### Instructions for the task
What is needed is a verbatim copy of each record below.

::: Extracted information :::

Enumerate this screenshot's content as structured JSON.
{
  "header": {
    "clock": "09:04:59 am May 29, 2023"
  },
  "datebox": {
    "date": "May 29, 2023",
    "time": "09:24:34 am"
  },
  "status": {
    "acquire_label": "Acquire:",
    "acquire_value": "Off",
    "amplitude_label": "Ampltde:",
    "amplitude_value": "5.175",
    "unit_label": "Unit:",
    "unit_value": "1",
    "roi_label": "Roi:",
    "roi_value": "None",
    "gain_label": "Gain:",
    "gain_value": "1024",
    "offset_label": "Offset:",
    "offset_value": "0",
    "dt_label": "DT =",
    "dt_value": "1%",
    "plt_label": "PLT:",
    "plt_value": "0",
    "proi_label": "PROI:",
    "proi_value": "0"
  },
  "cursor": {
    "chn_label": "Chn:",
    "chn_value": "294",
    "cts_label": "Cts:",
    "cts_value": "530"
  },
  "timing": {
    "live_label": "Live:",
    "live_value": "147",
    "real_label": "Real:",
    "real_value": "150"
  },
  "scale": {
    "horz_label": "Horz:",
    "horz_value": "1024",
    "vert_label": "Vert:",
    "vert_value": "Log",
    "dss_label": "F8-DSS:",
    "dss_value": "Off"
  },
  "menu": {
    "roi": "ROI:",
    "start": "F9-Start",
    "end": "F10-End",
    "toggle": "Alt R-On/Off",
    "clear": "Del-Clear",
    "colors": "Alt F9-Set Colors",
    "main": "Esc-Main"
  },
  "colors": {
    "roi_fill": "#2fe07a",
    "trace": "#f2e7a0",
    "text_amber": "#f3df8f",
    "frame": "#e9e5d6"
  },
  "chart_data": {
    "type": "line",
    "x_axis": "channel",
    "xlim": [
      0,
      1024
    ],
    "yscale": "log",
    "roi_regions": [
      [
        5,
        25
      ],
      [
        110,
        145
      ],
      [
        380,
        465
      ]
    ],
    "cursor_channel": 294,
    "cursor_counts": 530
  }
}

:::

### Response box
Enumerate this screenshot's content as structured JSON.
{
  "header": {
    "clock": "09:04:59 am May 29, 2023"
  },
  "datebox": {
    "date": "May 29, 2023",
    "time": "09:24:34 am"
  },
  "status": {
    "acquire_label": "Acquire:",
    "acquire_value": "Off",
    "amplitude_label": "Ampltde:",
    "amplitude_value": "5.175",
    "unit_label": "Unit:",
    "unit_value": "1",
    "roi_label": "Roi:",
    "roi_value": "None",
    "gain_label": "Gain:",
    "gain_value": "1024",
    "offset_label": "Offset:",
    "offset_value": "0",
    "dt_label": "DT =",
    "dt_value": "1%",
    "plt_label": "PLT:",
    "plt_value": "0",
    "proi_label": "PROI:",
    "proi_value": "0"
  },
  "cursor": {
    "chn_label": "Chn:",
    "chn_value": "294",
    "cts_label": "Cts:",
    "cts_value": "530"
  },
  "timing": {
    "live_label": "Live:",
    "live_value": "147",
    "real_label": "Real:",
    "real_value": "150"
  },
  "scale": {
    "horz_label": "Horz:",
    "horz_value": "1024",
    "vert_label": "Vert:",
    "vert_value": "Log",
    "dss_label": "F8-DSS:",
    "dss_value": "Off"
  },
  "menu": {
    "roi": "ROI:",
    "start": "F9-Start",
    "end": "F10-End",
    "toggle": "Alt R-On/Off",
    "clear": "Del-Clear",
    "colors": "Alt F9-Set Colors",
    "main": "Esc-Main"
  },
  "colors": {
    "roi_fill": "#2fe07a",
    "trace": "#f2e7a0",
    "text_amber": "#f3df8f",
    "frame": "#e9e5d6"
  },
  "chart_data": {
    "type": "line",
    "x_axis": "channel",
    "xlim": [
      0,
      1024
    ],
    "yscale": "log",
    "roi_regions": [
      [
        5,
        25
      ],
      [
        110,
        145
      ],
      [
        380,
        465
      ]
    ],
    "cursor_channel": 294,
    "cursor_counts": 530
  }
}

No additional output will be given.